Clark still had more to achieve, however, claiming her 115th England cap on 13 November, 2016 to overtake her hero, World Rugby Hall of Fame inductee Jason Leonard, as her country’s most-capped player. Naturally, she celebrated the occasion with a try.

“I really looked up to him,” she said. “So, it was amazing to be associated with his name, or anywhere near.

“I didn’t really try to think about it until it happened, because you never know when your last cap is and you don’t want to take it for granted.

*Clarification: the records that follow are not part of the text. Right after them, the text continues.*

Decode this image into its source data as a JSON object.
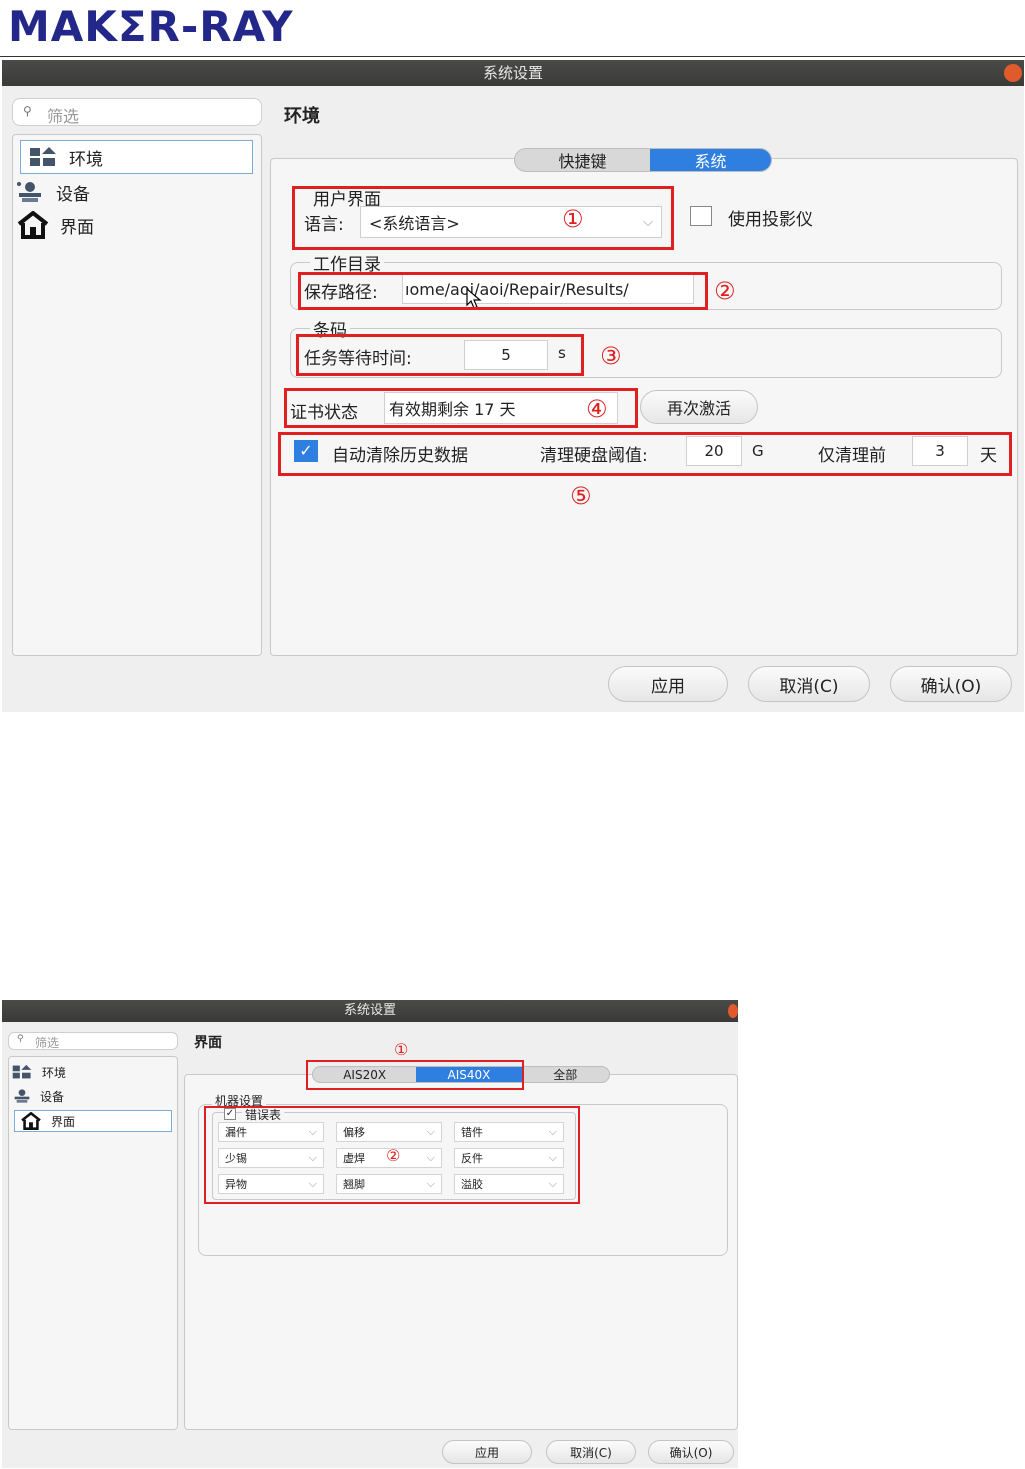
{
  "logo": "MAKΣR-RAY",
  "dialog1": {
    "title": "系统设置",
    "search_placeholder": "筛选",
    "nav": [
      {
        "label": "环境",
        "icon": "environment-icon"
      },
      {
        "label": "设备",
        "icon": "device-icon"
      },
      {
        "label": "界面",
        "icon": "home-icon"
      }
    ],
    "heading": "环境",
    "tabs": [
      "快捷键",
      "系统"
    ],
    "user_interface": {
      "group": "用户界面",
      "language_label": "语言:",
      "language_value": "<系统语言>",
      "marker": "①",
      "projector_label": "使用投影仪"
    },
    "workdir": {
      "group": "工作目录",
      "path_label": "保存路径:",
      "path_value": "ıome/aoi/aoi/Repair/Results/",
      "marker": "②"
    },
    "barcode": {
      "group": "条码",
      "wait_label": "任务等待时间:",
      "wait_value": "5",
      "wait_unit": "s",
      "marker": "③"
    },
    "certificate": {
      "label": "证书状态",
      "value": "有效期剩余 17 天",
      "marker": "④",
      "button": "再次激活"
    },
    "cleanup": {
      "checkbox_label": "自动清除历史数据",
      "threshold_label": "清理硬盘阈值:",
      "threshold_value": "20",
      "threshold_unit": "G",
      "keep_label": "仅清理前",
      "keep_value": "3",
      "keep_unit": "天",
      "marker": "⑤"
    },
    "buttons": {
      "apply": "应用",
      "cancel": "取消(C)",
      "ok": "确认(O)"
    }
  },
  "dialog2": {
    "title": "系统设置",
    "search_placeholder": "筛选",
    "nav": [
      {
        "label": "环境",
        "icon": "environment-icon"
      },
      {
        "label": "设备",
        "icon": "device-icon"
      },
      {
        "label": "界面",
        "icon": "home-icon"
      }
    ],
    "heading": "界面",
    "tabs": [
      "AIS20X",
      "AIS40X",
      "全部"
    ],
    "marker1": "①",
    "machine_group": "机器设置",
    "error_table_label": "错误表",
    "combos": [
      "漏件",
      "偏移",
      "错件",
      "少锡",
      "虚焊",
      "反件",
      "异物",
      "翘脚",
      "溢胶"
    ],
    "marker2": "②",
    "buttons": {
      "apply": "应用",
      "cancel": "取消(C)",
      "ok": "确认(O)"
    }
  }
}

So, I really enjoyed the moment afterwards, a very proud moment to be in his club.”

gemma fay
Women's Feature News Women in Rugby
Iryna Arkhytska aiming to balance Ukrainian board following 'marathon' southern hemisphere trip
World Rugby Women’s Executive Leadership Scholarship recipient Iryna Arkhytska embarked on a tour of Australia, Fiji and New Zealand that is already having an impact at home in the Ukraine.
France v USA - Rugby World Cup 2019: Pool C
Women's Feature News Tournament News Women in Rugby
Kirsten Peterson: The woman behind the USA's mindful approach to RWC 2019
Sport psychologist Kirsten Peterson spent time with the USA as they prepared for the World Rugby Pacific Nations Cup in July.
World Rugby Women’s Executive Leadership Scholarship
Women's Feature News Tournament News Women in Rugby
How rugby is empowering women in Fiji
World Rugby Women’s Executive Leadership Scholarship recipient Vela Naucukidi discusses the changing attitudes towards females and rugby in Fiji.
HSBC USA Women's Sevens 2018
Women's Sevens Feature News Tournament News Women in Rugby
Sarah Hirini: "We can’t fall back on what we’ve previously done"
New Zealand captain Sarah Hirini shares how her side are fully focused on what's ahead and are eager to set new markers after a title-winning world series last year.
Canada v Wales - Women's Rugby World Cup 2017
Women's Feature News Tournament News Women in Rugby
Julianne Zussman falling in love with rugby all over again as a referee
Former Canada full-back Julianne Zussman will make her debut as a HSBC World Rugby Women’s Sevens Series referee in Glendale this weekend.
Stacey Waaka - New Zealand
Women's Feature News Tournament News Women in Rugby
Stacey Waaka: “I believe everything happens for a reason”
One of the ‘Unstoppables’ in World Rugby’s new campaign to promote women in rugby, Black Ferns star Stacey Waaka is one of a select few to have won Rugby World Cups in sevens and 15s but she may never have had the opportunity to write her name into the history books after being involved in a serious bus crash aged 15.
Mitre 10 Cup Rd 5 - Hawke's Bay v Southland
Women's Feature News Tournament News Women in Rugby
Rebecca Mahoney breaks new ground as she rises to the challenge in New Zealand
Two-time Rugby World Cup winner Rebecca Mahoney discusses her historic Mitre 10 Cup refereeing debut and her desire to be on the match official panel for New Zealand 2021.
Nutsa Shamatava
Women's Feature News Tournament News Women in Rugby
'At first it was unusual for players but now it’s normal'
Georgia medic Nutsa Shamatava discusses her experiences as the only female team doctor at Rugby World Cup 2019.
Jayne Pearce at London 2012
Women's Feature News Tournament News Women in Rugby
Pearce privileged to watch women flourish during transformative year
Rugby World Cup 2019 Match Press Officer Jayne Pearce headed to Japan on the back of media operations roles at the FIFA women's and netball World Cups.
Ksenia Getmanova - Russia logistics manager
Women's Feature News Tournament News Women in Rugby
Getmanova relishing 'biggest' role of her life in Japan
Russia's logistics manager Ksenia Getmanova hopes that her involvement at Rugby World Cup 2019 can inspire more women to consider sport as a career.